Those knowledgeable about veterans affairs are concerned that the fast could ``trigger'' other veterans, particularly those troubled by their wartime experiences, to take similar extreme actions.
The four veterans now involved say the idea for the fast emerged over the past summer, when they all came to Washington to lobby against legislation that provides aid to the contras fighting the Sandinista government of Nicaragua. They gradually met one another during this time and began discussing methods of peaceful resistance. Liteky says that approval by Congress, on Aug. 13, of $100 million in aid to the Nicaraguan rebels was a turning point. He and George Mizo stopped eating on Sept. 1. Duncan Murphy, the one World War II veteran in the group, and Brian Willson joined the fast on Sept. 15. Critics of the fast have labeled the effort ``misguided at best.'' Indeed, even many sympathetic with the cause question the method being used by the veterans.
``You're more useful to this movement alive. We need you working these halls,'' said one Senate staff member who stopped by to chat with the veterans as they sat on the Capitol steps earlier this week.
The men have received thousands of pieces of mail, including 1,500 letters and post cards from West Germany and other West European countries. One letter, written in crayon by a girl from a Washington, D.C., middle school, says simply: ``Please don't fast your life away. Please don't fast; we care about you. I know your families care. Somewhere over the rainbow there will be happiness and peace.''
But the fasters say they can't wait for rainbows. ``In the case of Vietnam, we protested too late,'' says Mr. Mizo, who spent two years in Vietnam. He won, and has returned, the Purple Heart and the Republic of Vietnam Gallantry Cross.

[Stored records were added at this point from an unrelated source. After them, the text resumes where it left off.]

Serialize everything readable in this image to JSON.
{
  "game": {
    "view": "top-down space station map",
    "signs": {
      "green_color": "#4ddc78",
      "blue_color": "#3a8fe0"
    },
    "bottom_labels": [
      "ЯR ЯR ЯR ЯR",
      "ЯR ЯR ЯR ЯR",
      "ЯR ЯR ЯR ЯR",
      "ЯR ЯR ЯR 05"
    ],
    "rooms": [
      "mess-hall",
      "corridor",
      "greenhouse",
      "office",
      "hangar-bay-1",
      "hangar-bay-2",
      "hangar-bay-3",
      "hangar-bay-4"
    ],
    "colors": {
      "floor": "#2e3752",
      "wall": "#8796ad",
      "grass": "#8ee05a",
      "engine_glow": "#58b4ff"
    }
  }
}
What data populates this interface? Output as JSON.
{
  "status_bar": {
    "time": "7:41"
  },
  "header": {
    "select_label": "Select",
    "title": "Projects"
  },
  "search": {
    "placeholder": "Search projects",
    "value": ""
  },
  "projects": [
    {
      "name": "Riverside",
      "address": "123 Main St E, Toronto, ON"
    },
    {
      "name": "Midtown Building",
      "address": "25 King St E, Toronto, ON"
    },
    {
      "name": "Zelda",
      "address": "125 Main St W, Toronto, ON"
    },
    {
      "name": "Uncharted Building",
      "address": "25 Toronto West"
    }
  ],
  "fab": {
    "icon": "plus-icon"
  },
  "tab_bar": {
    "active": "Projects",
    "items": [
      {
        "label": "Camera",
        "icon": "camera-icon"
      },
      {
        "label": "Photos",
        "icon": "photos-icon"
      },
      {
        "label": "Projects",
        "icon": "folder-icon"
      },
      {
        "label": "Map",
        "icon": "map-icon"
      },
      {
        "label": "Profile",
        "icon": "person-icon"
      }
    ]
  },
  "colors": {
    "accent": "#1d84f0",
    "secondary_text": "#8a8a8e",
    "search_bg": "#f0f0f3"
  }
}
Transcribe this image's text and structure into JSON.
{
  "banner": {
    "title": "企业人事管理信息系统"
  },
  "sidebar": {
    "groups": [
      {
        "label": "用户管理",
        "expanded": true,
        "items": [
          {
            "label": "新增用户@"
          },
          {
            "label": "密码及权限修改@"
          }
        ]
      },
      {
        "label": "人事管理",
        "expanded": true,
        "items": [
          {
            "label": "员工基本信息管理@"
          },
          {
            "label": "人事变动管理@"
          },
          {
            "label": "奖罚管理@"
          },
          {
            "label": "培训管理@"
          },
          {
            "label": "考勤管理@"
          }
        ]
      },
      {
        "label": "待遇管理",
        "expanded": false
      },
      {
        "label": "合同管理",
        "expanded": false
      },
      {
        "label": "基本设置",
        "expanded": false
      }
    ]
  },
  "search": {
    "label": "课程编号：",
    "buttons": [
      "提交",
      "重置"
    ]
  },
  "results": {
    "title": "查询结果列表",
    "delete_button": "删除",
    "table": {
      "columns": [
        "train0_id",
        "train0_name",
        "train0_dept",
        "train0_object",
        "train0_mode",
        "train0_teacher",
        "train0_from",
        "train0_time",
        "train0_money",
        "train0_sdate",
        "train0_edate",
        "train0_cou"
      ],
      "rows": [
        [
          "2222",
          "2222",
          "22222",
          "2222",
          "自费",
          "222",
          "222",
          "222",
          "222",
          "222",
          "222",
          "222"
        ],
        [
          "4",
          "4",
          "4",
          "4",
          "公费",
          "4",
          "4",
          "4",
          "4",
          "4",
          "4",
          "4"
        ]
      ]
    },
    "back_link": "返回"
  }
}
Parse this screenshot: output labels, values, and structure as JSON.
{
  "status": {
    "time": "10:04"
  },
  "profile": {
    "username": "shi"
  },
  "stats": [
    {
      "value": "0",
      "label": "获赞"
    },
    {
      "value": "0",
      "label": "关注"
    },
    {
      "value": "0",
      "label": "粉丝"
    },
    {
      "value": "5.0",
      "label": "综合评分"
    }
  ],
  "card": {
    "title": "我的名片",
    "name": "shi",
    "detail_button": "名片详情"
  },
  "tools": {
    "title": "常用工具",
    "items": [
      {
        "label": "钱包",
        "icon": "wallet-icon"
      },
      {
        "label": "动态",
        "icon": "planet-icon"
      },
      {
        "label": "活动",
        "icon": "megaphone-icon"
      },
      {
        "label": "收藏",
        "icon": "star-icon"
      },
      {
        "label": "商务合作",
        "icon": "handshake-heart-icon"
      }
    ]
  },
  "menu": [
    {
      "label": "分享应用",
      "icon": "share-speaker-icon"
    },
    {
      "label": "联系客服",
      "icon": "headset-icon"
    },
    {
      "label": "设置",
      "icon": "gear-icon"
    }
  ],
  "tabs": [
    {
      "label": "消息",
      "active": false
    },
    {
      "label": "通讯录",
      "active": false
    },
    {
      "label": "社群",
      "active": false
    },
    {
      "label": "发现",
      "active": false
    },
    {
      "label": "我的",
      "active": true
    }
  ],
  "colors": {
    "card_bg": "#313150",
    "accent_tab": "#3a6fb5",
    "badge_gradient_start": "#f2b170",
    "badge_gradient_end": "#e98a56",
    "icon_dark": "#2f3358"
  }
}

Mizo says that before the protests against US involvement in the Vietnam conflict began, millions of people died, ``so we want the mechanism set up and in motion before we [US forces] invade Nicaragua.''
The reaction to the fast in Washington, where protesters are about as common as newspaper vending boxes, has been minimal. Michael Leaveck, spokesman for the Vietnam Veterans of America, says: ``We're just very sad that Vietnam vets -- or anyone -- would feel that they have to risk their lives in a field where the situation is so much beyond anyone's control.''
Some observers have suggested that the fasters are making a mistake by focusing on Congress, rather than an individual or small group of policymakers. They point out that Mr. Snyder, who used a series of hunger strikes to obtain concessions from the Reagan administration, targeted his protests at key officials, particularly the President.
``We completely ignored the President,'' says Liteky, ``except for a letter I wrote to him after renouncing the medal, because it's very evident that he's intransigent on this matter.''
Several members of Congress have expressed sympathy for the fasters and the attitudes they represent, while avoiding any references that might be construed as endorsements of the fast.
An effort is under way within Congress to find a point of compromise that might allow the men to end their fast, such as having a group of senators promise to filibuster against aid to the contras when the issue arises again in Congress next year.
But, for now, Charlie Liteky is settled into his seat on the steps of the Capitol. ``This is the highest we feel we can elevate the level of our protest,'' he says. ``We can't give anything more than our lives.''